● Try it
Write out each record exactly and skip every image.

Data records START

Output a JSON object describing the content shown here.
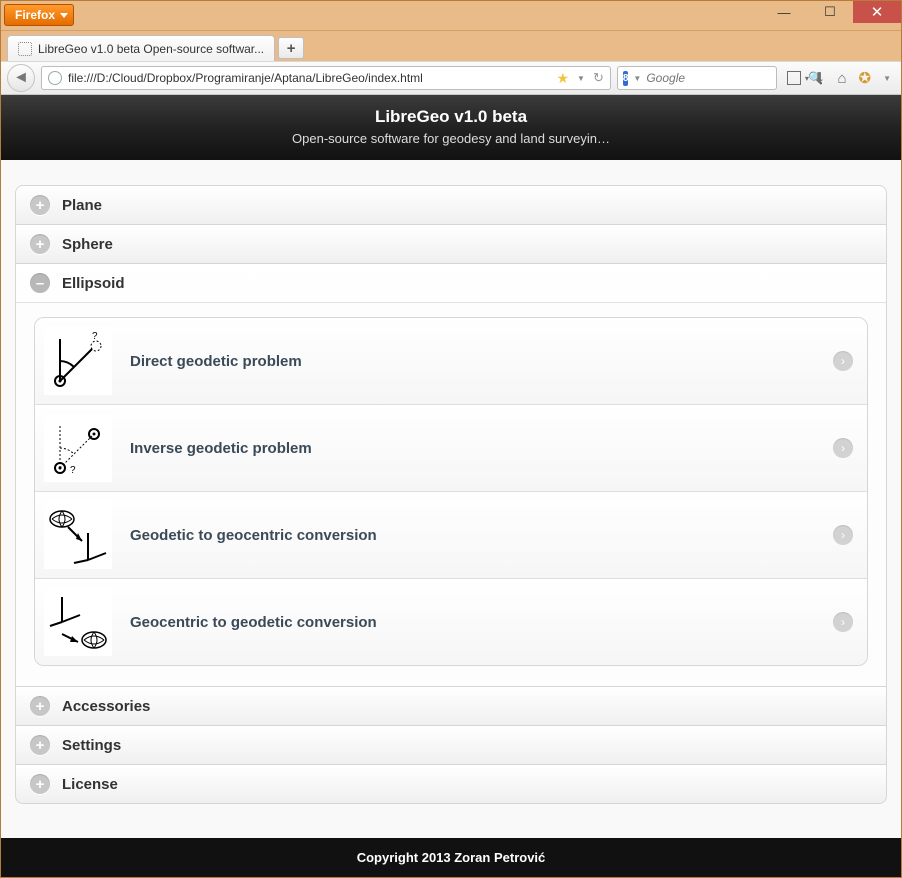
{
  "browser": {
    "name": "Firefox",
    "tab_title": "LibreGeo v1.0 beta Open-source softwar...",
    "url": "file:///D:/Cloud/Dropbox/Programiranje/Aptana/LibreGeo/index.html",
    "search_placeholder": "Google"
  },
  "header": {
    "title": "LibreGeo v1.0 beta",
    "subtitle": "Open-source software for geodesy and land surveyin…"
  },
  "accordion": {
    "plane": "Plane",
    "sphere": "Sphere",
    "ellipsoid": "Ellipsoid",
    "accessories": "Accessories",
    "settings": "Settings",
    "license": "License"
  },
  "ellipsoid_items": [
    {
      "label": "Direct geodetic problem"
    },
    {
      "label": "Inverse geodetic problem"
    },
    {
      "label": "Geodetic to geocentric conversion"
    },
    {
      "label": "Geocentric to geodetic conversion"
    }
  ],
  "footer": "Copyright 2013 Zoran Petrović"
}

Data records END

● Exercise answer
Output a JSON object describing the content shown here.
{
  "browser": {
    "name": "Firefox",
    "tab_title": "LibreGeo v1.0 beta Open-source softwar...",
    "url": "file:///D:/Cloud/Dropbox/Programiranje/Aptana/LibreGeo/index.html",
    "search_placeholder": "Google"
  },
  "header": {
    "title": "LibreGeo v1.0 beta",
    "subtitle": "Open-source software for geodesy and land surveyin…"
  },
  "accordion": {
    "plane": "Plane",
    "sphere": "Sphere",
    "ellipsoid": "Ellipsoid",
    "accessories": "Accessories",
    "settings": "Settings",
    "license": "License"
  },
  "ellipsoid_items": [
    {
      "label": "Direct geodetic problem"
    },
    {
      "label": "Inverse geodetic problem"
    },
    {
      "label": "Geodetic to geocentric conversion"
    },
    {
      "label": "Geocentric to geodetic conversion"
    }
  ],
  "footer": "Copyright 2013 Zoran Petrović"
}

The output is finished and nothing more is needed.